- **Instructions for the task**: Using the word "Establezca" as the filter, copy each matching line from the records.

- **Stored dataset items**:
--------------------

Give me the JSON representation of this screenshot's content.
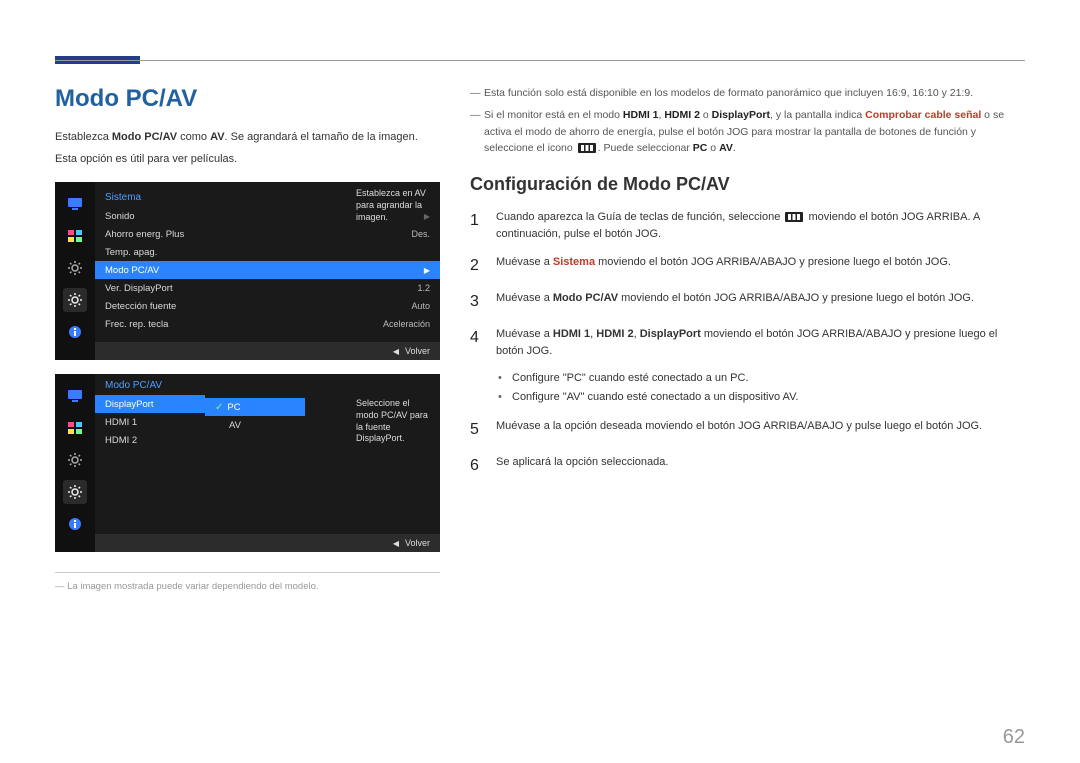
{
  "header": {
    "title": "Modo PC/AV"
  },
  "intro": {
    "line1_pre": "Establezca ",
    "line1_b1": "Modo PC/AV",
    "line1_mid": " como ",
    "line1_b2": "AV",
    "line1_post": ". Se agrandará el tamaño de la imagen.",
    "line2": "Esta opción es útil para ver películas."
  },
  "osd1": {
    "title": "Sistema",
    "help": "Establezca en AV para agrandar la imagen.",
    "rows": [
      {
        "label": "Sonido",
        "value": "",
        "chev": true
      },
      {
        "label": "Ahorro energ. Plus",
        "value": "Des."
      },
      {
        "label": "Temp. apag.",
        "value": ""
      },
      {
        "label": "Modo PC/AV",
        "value": "",
        "sel": true,
        "chev": true
      },
      {
        "label": "Ver. DisplayPort",
        "value": "1.2"
      },
      {
        "label": "Detección fuente",
        "value": "Auto"
      },
      {
        "label": "Frec. rep. tecla",
        "value": "Aceleración"
      }
    ],
    "footer": "Volver"
  },
  "osd2": {
    "title": "Modo PC/AV",
    "help": "Seleccione el modo PC/AV para la fuente DisplayPort.",
    "sources": [
      {
        "label": "DisplayPort",
        "sel": true
      },
      {
        "label": "HDMI 1"
      },
      {
        "label": "HDMI 2"
      }
    ],
    "modes": [
      {
        "label": "PC",
        "sel": true
      },
      {
        "label": "AV"
      }
    ],
    "footer": "Volver"
  },
  "foot_note": "La imagen mostrada puede variar dependiendo del modelo.",
  "right": {
    "note1": "Esta función solo está disponible en los modelos de formato panorámico que incluyen 16:9, 16:10 y 21:9.",
    "note2_pre": "Si el monitor está en el modo ",
    "note2_b1": "HDMI 1",
    "note2_sep1": ", ",
    "note2_b2": "HDMI 2",
    "note2_mid1": " o ",
    "note2_b3": "DisplayPort",
    "note2_mid2": ", y la pantalla indica ",
    "note2_red": "Comprobar cable señal",
    "note2_post1": " o se activa el modo de ahorro de energía, pulse el botón JOG para mostrar la pantalla de botones de función y seleccione el icono ",
    "note2_post2": ". Puede seleccionar ",
    "note2_b4": "PC",
    "note2_mid3": " o ",
    "note2_b5": "AV",
    "note2_end": ".",
    "h2": "Configuración de Modo PC/AV",
    "steps": [
      {
        "n": "1",
        "pre": "Cuando aparezca la Guía de teclas de función, seleccione ",
        "post": " moviendo el botón JOG ARRIBA. A continuación, pulse el botón JOG."
      },
      {
        "n": "2",
        "pre": "Muévase a ",
        "red": "Sistema",
        "post": " moviendo el botón JOG ARRIBA/ABAJO y presione luego el botón JOG."
      },
      {
        "n": "3",
        "pre": "Muévase a ",
        "b": "Modo PC/AV",
        "post": " moviendo el botón JOG ARRIBA/ABAJO y presione luego el botón JOG."
      },
      {
        "n": "4",
        "pre": "Muévase a ",
        "b1": "HDMI 1",
        "s1": ", ",
        "b2": "HDMI 2",
        "s2": ", ",
        "b3": "DisplayPort",
        "post": " moviendo el botón JOG ARRIBA/ABAJO y presione luego el botón JOG."
      },
      {
        "n": "5",
        "txt": "Muévase a la opción deseada moviendo el botón JOG ARRIBA/ABAJO y pulse luego el botón JOG."
      },
      {
        "n": "6",
        "txt": "Se aplicará la opción seleccionada."
      }
    ],
    "bullets": [
      "Configure \"PC\" cuando esté conectado a un PC.",
      "Configure \"AV\" cuando esté conectado a un dispositivo AV."
    ]
  },
  "page_number": "62"
}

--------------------

- **Response area**:
    "line1_pre": "Establezca ",
    "help": "Establezca en AV para agrandar la imagen.",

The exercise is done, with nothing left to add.